→ **Provided information**
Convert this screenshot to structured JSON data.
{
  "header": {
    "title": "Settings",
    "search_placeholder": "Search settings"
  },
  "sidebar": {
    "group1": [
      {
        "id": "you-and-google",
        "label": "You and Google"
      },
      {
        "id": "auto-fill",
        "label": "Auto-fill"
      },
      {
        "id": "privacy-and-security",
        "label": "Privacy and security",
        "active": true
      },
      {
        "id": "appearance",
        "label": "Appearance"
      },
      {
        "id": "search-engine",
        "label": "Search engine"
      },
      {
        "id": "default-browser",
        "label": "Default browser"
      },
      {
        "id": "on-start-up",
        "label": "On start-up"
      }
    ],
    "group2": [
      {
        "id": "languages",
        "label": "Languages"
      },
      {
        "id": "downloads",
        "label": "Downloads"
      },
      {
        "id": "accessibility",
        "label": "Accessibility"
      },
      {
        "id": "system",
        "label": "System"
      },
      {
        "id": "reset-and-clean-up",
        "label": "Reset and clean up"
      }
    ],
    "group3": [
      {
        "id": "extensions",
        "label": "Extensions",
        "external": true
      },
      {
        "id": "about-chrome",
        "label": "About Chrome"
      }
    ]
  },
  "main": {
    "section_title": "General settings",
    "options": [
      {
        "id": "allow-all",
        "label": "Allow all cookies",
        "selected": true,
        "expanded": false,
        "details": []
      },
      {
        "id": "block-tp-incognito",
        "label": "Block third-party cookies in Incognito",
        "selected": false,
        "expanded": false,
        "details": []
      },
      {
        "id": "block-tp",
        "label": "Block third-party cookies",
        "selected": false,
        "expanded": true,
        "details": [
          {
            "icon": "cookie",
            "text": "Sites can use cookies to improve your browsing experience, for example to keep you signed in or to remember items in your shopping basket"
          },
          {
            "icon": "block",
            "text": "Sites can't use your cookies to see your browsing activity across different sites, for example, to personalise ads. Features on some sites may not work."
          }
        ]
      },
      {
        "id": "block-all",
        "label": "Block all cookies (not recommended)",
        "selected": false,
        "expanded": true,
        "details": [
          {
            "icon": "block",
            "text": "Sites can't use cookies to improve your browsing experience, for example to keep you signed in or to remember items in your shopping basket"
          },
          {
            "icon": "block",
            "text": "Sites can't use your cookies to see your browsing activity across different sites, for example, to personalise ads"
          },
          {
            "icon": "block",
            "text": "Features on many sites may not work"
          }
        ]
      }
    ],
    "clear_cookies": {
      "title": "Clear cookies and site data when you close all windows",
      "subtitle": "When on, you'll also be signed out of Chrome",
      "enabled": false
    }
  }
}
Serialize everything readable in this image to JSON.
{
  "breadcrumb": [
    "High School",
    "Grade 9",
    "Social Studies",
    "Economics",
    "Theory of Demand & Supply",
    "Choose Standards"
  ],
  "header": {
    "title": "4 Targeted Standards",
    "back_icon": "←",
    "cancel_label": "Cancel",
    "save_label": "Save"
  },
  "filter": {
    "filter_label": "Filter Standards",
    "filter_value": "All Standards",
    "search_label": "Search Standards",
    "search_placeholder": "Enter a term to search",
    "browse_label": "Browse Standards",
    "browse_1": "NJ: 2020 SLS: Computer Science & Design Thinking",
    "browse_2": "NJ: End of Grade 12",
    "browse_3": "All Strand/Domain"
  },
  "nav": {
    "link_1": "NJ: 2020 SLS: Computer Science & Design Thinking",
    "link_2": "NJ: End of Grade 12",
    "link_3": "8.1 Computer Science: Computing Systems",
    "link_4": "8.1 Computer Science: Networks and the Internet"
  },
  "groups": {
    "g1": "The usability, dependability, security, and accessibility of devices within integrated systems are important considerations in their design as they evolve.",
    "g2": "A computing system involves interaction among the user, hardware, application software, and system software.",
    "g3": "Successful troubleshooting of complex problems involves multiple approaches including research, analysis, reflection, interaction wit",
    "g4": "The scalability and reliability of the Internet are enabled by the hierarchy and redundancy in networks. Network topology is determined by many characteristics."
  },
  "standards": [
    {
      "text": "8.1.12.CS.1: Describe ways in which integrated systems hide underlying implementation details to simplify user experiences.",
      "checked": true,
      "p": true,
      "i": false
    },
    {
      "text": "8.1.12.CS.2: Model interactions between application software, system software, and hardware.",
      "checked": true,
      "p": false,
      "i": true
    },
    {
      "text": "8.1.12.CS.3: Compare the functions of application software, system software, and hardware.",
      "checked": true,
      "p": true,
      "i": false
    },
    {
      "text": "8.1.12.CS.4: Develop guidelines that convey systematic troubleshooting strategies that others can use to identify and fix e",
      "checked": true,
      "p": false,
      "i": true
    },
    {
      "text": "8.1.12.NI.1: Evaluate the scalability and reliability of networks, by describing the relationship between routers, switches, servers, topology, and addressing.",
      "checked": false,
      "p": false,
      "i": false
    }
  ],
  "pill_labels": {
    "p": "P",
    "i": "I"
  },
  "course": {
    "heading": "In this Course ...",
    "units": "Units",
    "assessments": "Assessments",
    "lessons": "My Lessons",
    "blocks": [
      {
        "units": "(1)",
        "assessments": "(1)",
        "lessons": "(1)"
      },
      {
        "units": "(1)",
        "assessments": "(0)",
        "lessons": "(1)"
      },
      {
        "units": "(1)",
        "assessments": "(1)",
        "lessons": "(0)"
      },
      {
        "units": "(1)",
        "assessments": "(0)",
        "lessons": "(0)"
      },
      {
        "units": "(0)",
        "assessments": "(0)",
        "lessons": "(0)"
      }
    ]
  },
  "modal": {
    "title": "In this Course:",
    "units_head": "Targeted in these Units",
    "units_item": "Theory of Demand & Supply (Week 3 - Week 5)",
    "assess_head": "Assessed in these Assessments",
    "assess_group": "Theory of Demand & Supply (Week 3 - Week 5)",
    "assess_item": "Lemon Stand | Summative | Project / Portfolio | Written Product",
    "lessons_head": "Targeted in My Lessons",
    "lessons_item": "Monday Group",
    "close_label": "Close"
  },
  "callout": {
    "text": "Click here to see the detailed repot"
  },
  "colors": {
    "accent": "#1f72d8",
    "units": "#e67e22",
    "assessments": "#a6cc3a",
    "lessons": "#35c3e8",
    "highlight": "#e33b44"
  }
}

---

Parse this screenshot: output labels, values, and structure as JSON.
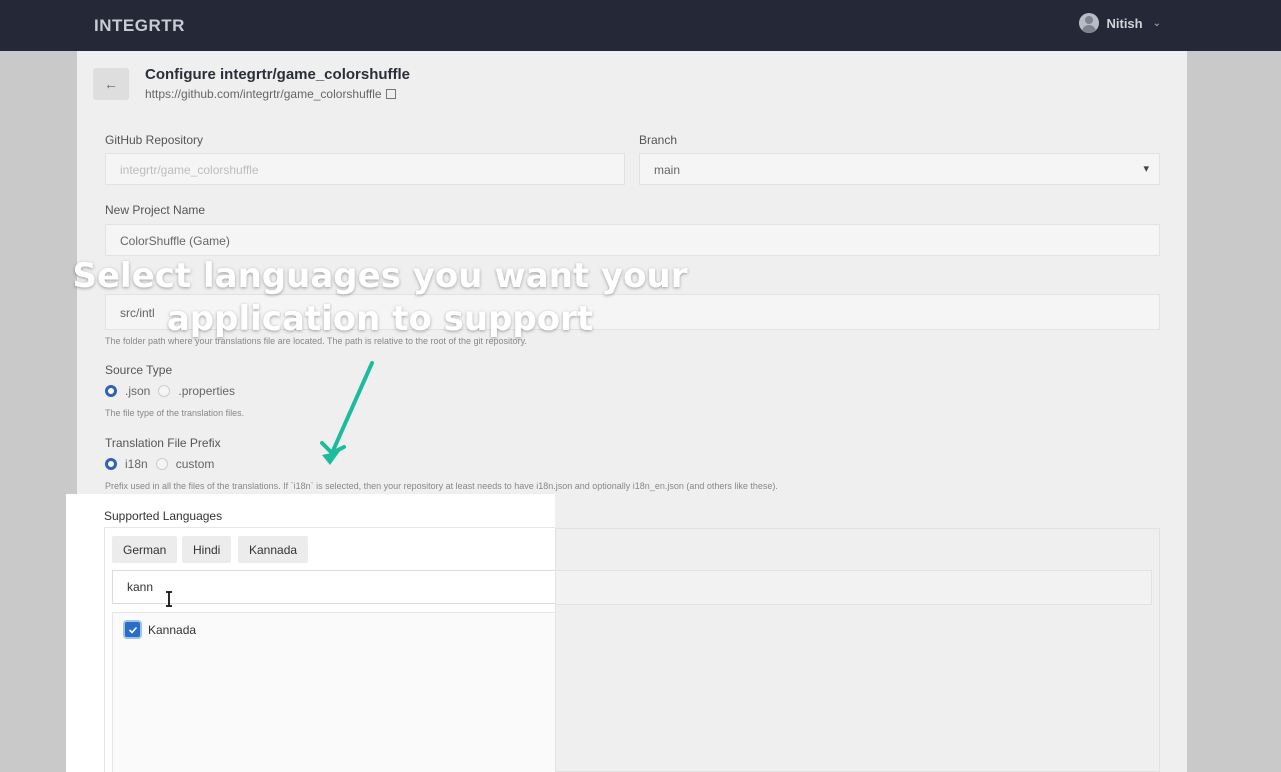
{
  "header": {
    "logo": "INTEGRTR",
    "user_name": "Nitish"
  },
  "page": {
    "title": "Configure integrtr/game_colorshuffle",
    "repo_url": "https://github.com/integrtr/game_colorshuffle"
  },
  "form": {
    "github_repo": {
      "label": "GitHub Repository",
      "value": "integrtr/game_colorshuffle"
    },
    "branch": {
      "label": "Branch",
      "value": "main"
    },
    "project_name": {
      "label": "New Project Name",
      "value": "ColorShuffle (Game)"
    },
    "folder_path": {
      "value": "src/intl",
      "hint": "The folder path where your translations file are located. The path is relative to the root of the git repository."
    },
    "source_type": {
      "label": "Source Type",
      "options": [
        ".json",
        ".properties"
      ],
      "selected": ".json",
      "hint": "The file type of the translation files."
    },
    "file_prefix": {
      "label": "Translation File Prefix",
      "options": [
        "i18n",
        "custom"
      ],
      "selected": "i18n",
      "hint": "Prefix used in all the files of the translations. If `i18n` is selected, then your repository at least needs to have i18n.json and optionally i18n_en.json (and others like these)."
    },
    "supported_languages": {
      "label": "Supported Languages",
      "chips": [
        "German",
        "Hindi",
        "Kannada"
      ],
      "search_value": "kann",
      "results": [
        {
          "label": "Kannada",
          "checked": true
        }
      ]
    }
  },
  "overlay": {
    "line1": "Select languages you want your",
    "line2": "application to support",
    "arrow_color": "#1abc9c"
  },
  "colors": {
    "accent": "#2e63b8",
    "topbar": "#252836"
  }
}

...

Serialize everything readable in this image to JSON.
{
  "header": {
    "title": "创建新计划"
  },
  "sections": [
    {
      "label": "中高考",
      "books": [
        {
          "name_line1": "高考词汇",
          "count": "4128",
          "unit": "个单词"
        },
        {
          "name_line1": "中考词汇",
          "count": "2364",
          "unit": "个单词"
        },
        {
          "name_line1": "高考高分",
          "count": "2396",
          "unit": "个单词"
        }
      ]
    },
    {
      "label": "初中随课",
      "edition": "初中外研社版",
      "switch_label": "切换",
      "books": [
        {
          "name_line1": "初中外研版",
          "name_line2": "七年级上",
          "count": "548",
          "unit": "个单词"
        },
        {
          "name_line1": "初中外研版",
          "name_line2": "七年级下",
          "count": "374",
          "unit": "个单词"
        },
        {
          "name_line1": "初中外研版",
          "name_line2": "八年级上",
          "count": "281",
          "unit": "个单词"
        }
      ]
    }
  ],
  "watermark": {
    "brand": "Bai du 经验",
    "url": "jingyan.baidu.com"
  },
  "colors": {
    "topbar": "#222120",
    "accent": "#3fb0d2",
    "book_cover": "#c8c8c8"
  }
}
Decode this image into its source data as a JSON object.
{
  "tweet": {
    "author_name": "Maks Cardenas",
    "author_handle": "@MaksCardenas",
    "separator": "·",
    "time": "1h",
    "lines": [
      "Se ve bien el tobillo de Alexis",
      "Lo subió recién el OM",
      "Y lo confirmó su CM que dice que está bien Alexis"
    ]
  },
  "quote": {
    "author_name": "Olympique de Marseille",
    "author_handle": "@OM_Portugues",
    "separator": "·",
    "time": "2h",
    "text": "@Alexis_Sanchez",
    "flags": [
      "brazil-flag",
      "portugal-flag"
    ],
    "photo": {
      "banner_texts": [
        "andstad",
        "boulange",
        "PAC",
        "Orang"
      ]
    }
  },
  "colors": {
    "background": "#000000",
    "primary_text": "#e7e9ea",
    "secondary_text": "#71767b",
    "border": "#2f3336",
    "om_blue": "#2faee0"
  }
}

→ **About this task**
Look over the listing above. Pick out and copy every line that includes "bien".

→ **Solved exercise**
      "Se ve bien el tobillo de Alexis",
      "Y lo confirmó su CM que dice que está bien Alexis"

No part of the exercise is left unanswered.